1 Department of Clinical Medicine, Department of Clinical Medicine, Faculty of Health and Medical Sciences, Københavns Universitet2 unknown3 Department of Clinical Medicine, Department of Clinical Medicine, Faculty of Health and Medical Sciences, Københavns Universitet
implications for controlled ovarian stimulation with exogenous gonadotropins
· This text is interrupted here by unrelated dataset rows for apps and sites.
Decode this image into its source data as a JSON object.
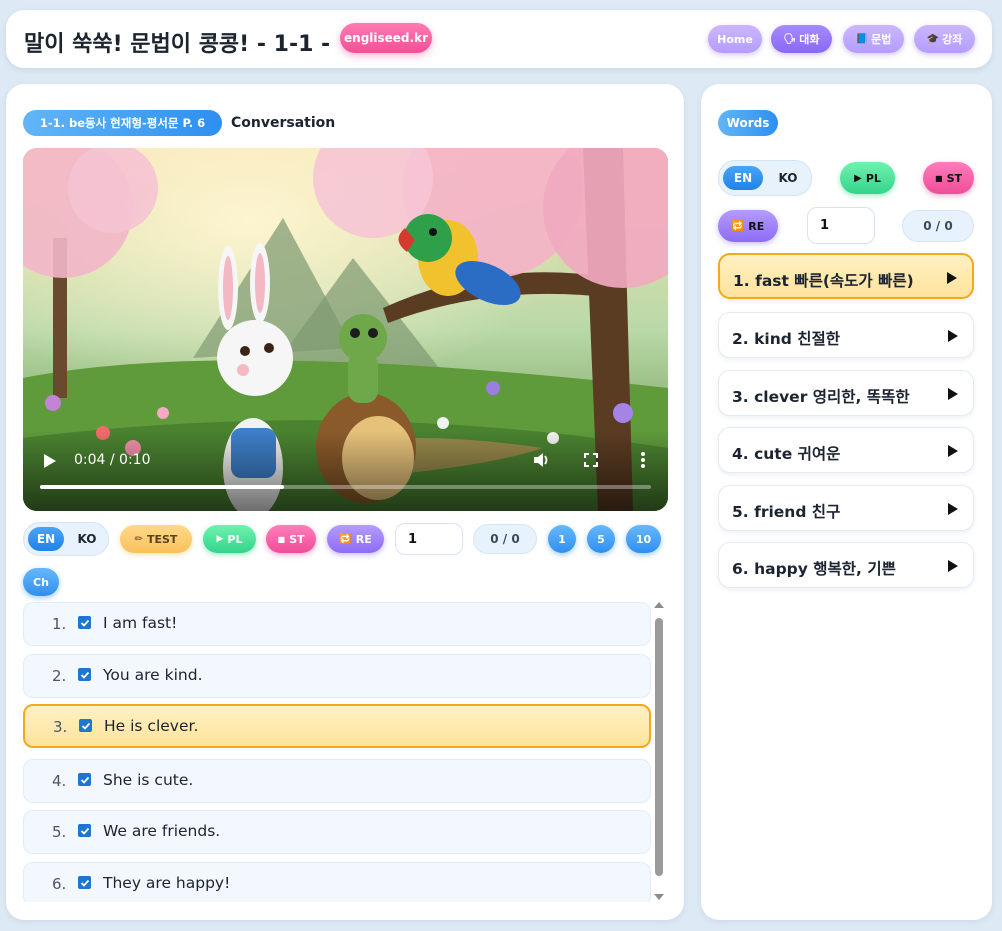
{
  "header": {
    "title": "말이 쑥쑥! 문법이 콩콩! - 1-1 -",
    "brand": "engliseed.kr",
    "nav": {
      "home": "Home",
      "talk": "대화",
      "grammar": "문법",
      "lecture": "강좌"
    }
  },
  "lesson": {
    "badge": "1-1. be동사 현재형-평서문 P. 6",
    "section": "Conversation"
  },
  "video": {
    "time": "0:04 / 0:10",
    "progress": 0.4
  },
  "controls": {
    "en": "EN",
    "ko": "KO",
    "test": "TEST",
    "pl": "PL",
    "st": "ST",
    "re": "RE",
    "repeat_value": "1",
    "counter": "0 / 0",
    "speed_1": "1",
    "speed_5": "5",
    "speed_10": "10",
    "ch": "Ch"
  },
  "sentences": [
    {
      "num": "1.",
      "text": "I am fast!",
      "checked": true,
      "active": false
    },
    {
      "num": "2.",
      "text": "You are kind.",
      "checked": true,
      "active": false
    },
    {
      "num": "3.",
      "text": "He is clever.",
      "checked": true,
      "active": true
    },
    {
      "num": "4.",
      "text": "She is cute.",
      "checked": true,
      "active": false
    },
    {
      "num": "5.",
      "text": "We are friends.",
      "checked": true,
      "active": false
    },
    {
      "num": "6.",
      "text": "They are happy!",
      "checked": true,
      "active": false
    }
  ],
  "words_panel": {
    "title": "Words",
    "en": "EN",
    "ko": "KO",
    "pl": "PL",
    "st": "ST",
    "re": "RE",
    "repeat_value": "1",
    "counter": "0 / 0",
    "words": [
      {
        "label": "1. fast 빠른(속도가 빠른)",
        "active": true
      },
      {
        "label": "2. kind 친절한",
        "active": false
      },
      {
        "label": "3. clever 영리한, 똑똑한",
        "active": false
      },
      {
        "label": "4. cute 귀여운",
        "active": false
      },
      {
        "label": "5. friend 친구",
        "active": false
      },
      {
        "label": "6. happy 행복한, 기쁜",
        "active": false
      }
    ]
  },
  "colors": {
    "accent_blue": "#2e8ff0",
    "highlight": "#ffe39b",
    "highlight_border": "#f4a81c"
  }
}
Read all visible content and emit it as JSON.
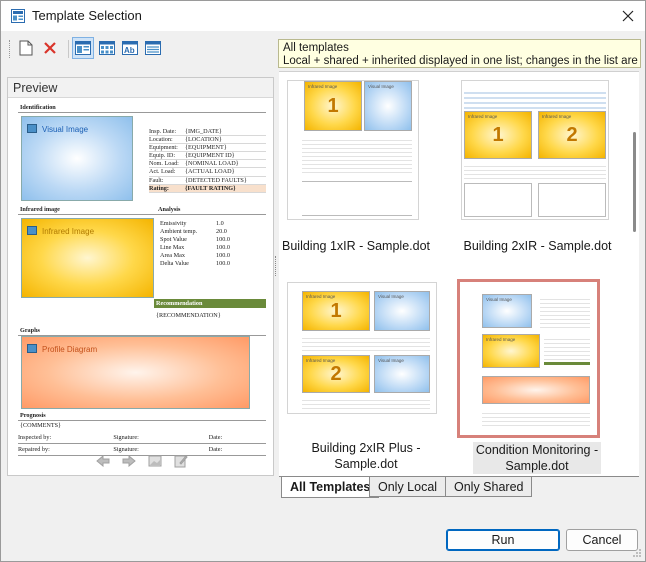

In the menstrual cycle, the mid-cycle surge of gonadotropins (both luteinising hormone [LH] and follicle-stimulating hormone [FSH]) signals the initiation of the periovulatory interval, during which the follicle augments progesterone production and begins to luteinise, ultimately leading to the rupture of the follicle wall and the release of an oocyte. The administration of gonadotropins in controlled ovarian stimulation (COS) leads to supraphysiological steroid concentrations of a very different profile compared with those seen during natural cycles. It has been suggested that these high steroid concentrations cause alterations in endometrial development, affecting oocyte viability in assisted reproductive technology. Furthermore, it has been proposed that elevated progesterone levels have a negative effect on the reproductive outcome of COS. This may arise from an asynchrony between embryo stage and endometrium status at the window of implantation. The regulation of progesterone production by the developing follicles during COS is a complicated interplay of hormonal systems involving the theca and granulosa cells, and the effect of the actions of both LH and FSH. The present paper reviews current knowledge of the regulation of progesterone in the human ovary during the follicular phase and highlights areas where knowledge remains limited. In this review, we provide in-depth information outlining the regulation and function of gonadotropins in the complicated area of steroidogenesis. Based on current evidence, it is not clear whether the high levels of progesterone produced during COS have detrimental effects on fertility.
Journal review article
Reproductive Biology and Endocrinology, 2014, Vol 12, Issue 1, p. 1-11
Journal Article; Research Support, Non-U.S. Gov't; Review